DATASET
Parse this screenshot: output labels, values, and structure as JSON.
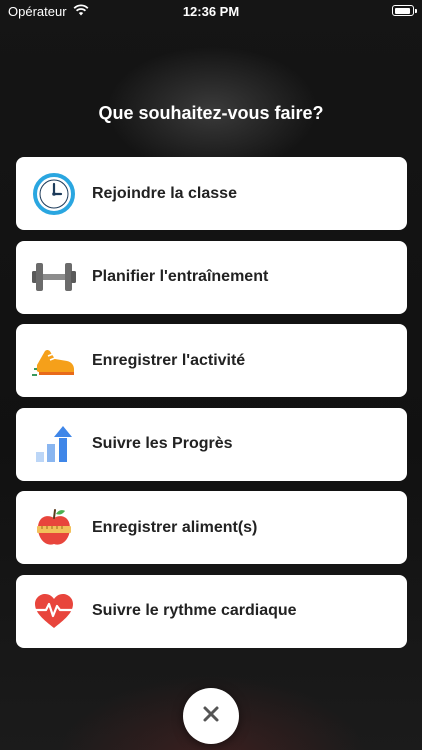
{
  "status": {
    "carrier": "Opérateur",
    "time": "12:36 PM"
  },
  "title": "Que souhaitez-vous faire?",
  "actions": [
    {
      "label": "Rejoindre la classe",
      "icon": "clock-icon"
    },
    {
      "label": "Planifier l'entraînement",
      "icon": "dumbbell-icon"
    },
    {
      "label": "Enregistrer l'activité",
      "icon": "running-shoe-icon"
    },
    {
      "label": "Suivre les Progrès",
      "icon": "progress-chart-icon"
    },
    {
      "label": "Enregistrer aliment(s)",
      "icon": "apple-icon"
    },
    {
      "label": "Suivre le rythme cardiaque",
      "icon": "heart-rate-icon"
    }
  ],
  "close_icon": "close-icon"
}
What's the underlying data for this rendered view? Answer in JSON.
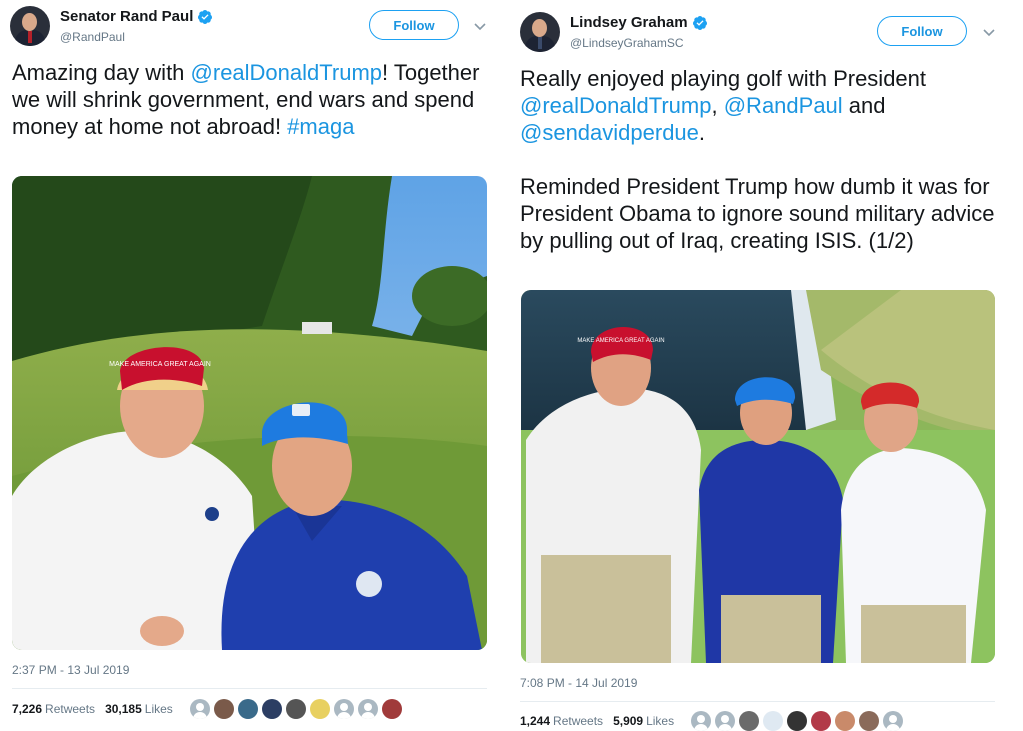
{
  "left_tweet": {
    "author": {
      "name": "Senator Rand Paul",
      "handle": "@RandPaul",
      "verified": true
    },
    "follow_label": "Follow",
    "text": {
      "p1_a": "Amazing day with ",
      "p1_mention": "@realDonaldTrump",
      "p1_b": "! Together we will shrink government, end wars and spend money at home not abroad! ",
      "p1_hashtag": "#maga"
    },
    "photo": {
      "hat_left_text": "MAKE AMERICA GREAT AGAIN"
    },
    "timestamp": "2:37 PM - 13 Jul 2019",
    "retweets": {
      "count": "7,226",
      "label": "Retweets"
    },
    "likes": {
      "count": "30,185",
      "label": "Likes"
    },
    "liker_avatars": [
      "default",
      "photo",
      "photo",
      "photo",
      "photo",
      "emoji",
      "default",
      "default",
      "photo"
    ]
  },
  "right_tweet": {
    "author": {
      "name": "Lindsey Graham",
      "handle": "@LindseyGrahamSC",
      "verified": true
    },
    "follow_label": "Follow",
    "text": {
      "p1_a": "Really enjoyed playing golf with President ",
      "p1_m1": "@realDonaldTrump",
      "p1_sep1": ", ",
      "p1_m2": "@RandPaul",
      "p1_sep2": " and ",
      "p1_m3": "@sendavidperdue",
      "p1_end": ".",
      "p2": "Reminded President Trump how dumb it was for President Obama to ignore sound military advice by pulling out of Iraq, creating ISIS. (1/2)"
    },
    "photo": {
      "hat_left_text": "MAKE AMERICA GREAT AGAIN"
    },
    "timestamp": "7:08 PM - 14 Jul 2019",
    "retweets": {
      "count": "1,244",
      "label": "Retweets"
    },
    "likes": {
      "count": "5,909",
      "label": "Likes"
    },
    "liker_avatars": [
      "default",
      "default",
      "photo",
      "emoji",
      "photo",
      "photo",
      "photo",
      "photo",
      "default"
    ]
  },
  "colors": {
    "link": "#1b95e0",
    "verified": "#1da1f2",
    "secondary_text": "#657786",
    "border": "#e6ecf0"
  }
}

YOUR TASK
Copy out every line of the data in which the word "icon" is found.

RESPONSE BOX
      "icon": "clock-icon"
      "icon": "dumbbell-icon"
      "icon": "running-shoe-icon"
      "icon": "progress-chart-icon"
      "icon": "apple-icon"
      "icon": "heart-rate-icon"
  "close_icon": "close-icon"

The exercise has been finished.